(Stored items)
· · · · · · ·

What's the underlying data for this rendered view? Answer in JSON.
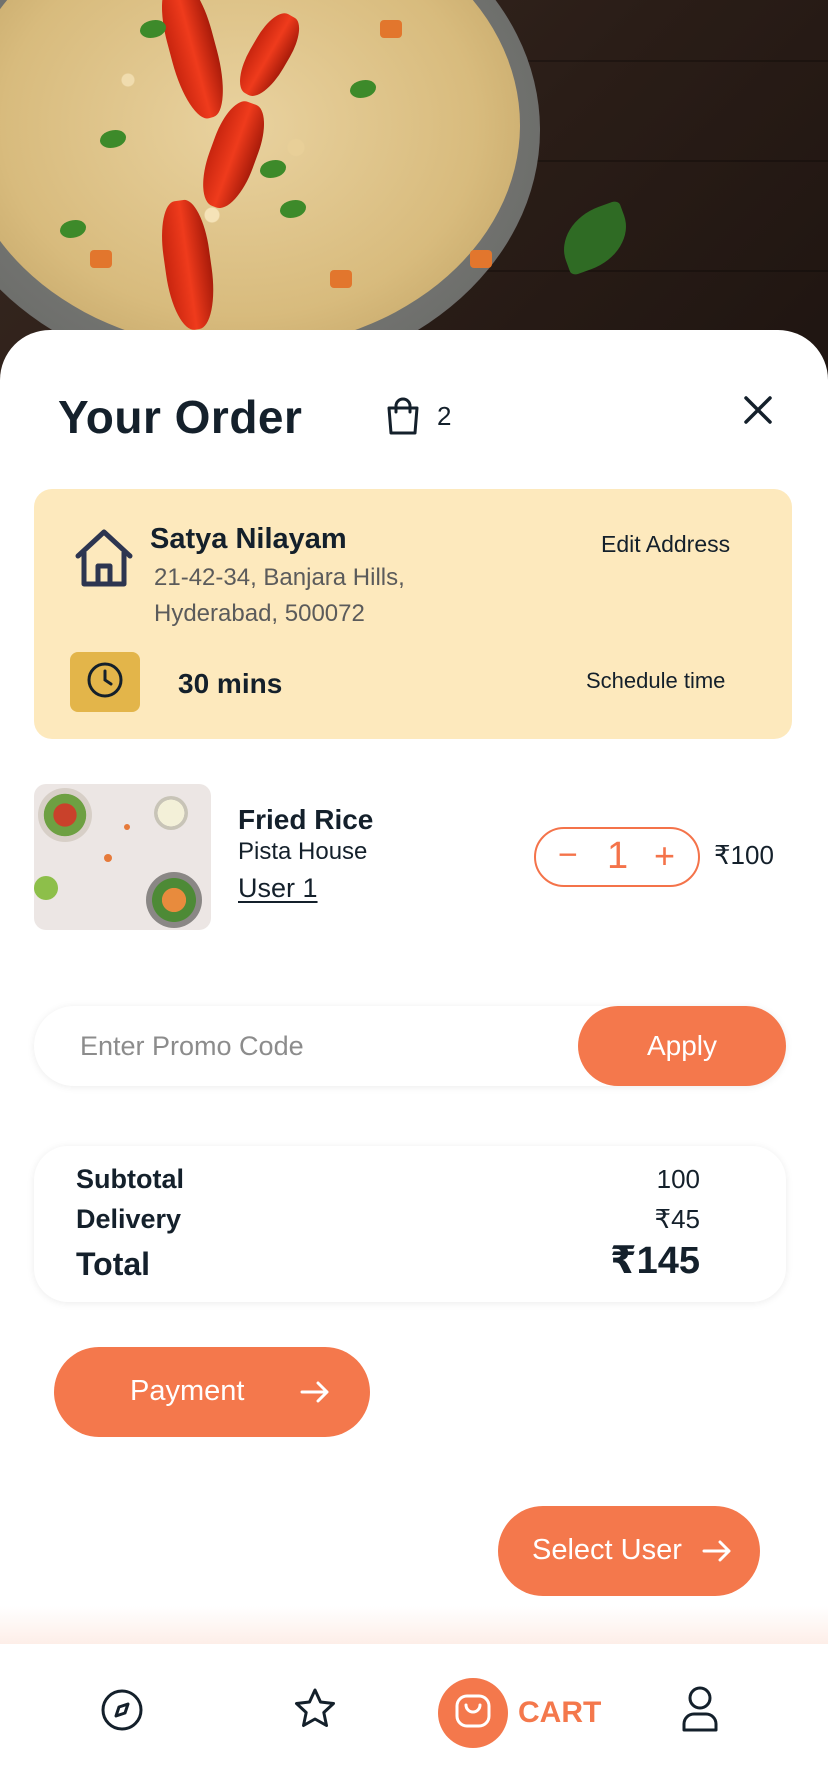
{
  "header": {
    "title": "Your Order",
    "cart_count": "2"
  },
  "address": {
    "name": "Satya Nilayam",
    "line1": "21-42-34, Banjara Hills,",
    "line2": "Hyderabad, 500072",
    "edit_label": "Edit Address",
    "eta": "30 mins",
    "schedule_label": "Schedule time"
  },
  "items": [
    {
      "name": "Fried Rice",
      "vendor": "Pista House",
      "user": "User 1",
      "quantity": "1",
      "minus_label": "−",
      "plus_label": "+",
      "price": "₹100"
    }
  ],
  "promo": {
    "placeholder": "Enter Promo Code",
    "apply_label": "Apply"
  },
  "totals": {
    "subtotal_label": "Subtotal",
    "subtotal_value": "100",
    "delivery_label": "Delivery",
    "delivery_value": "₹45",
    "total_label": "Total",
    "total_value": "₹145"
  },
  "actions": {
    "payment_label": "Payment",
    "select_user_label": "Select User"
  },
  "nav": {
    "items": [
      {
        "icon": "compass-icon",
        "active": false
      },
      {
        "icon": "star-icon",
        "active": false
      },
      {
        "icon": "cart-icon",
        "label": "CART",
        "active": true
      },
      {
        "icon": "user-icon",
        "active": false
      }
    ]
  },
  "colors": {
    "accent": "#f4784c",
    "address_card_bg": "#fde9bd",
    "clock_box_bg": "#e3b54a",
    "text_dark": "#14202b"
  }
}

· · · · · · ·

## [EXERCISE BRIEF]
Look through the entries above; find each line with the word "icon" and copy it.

## [WRITTEN SOLUTION]
        "icon": "compass-icon",
        "icon": "star-icon",
        "icon": "cart-icon",
        "icon": "user-icon",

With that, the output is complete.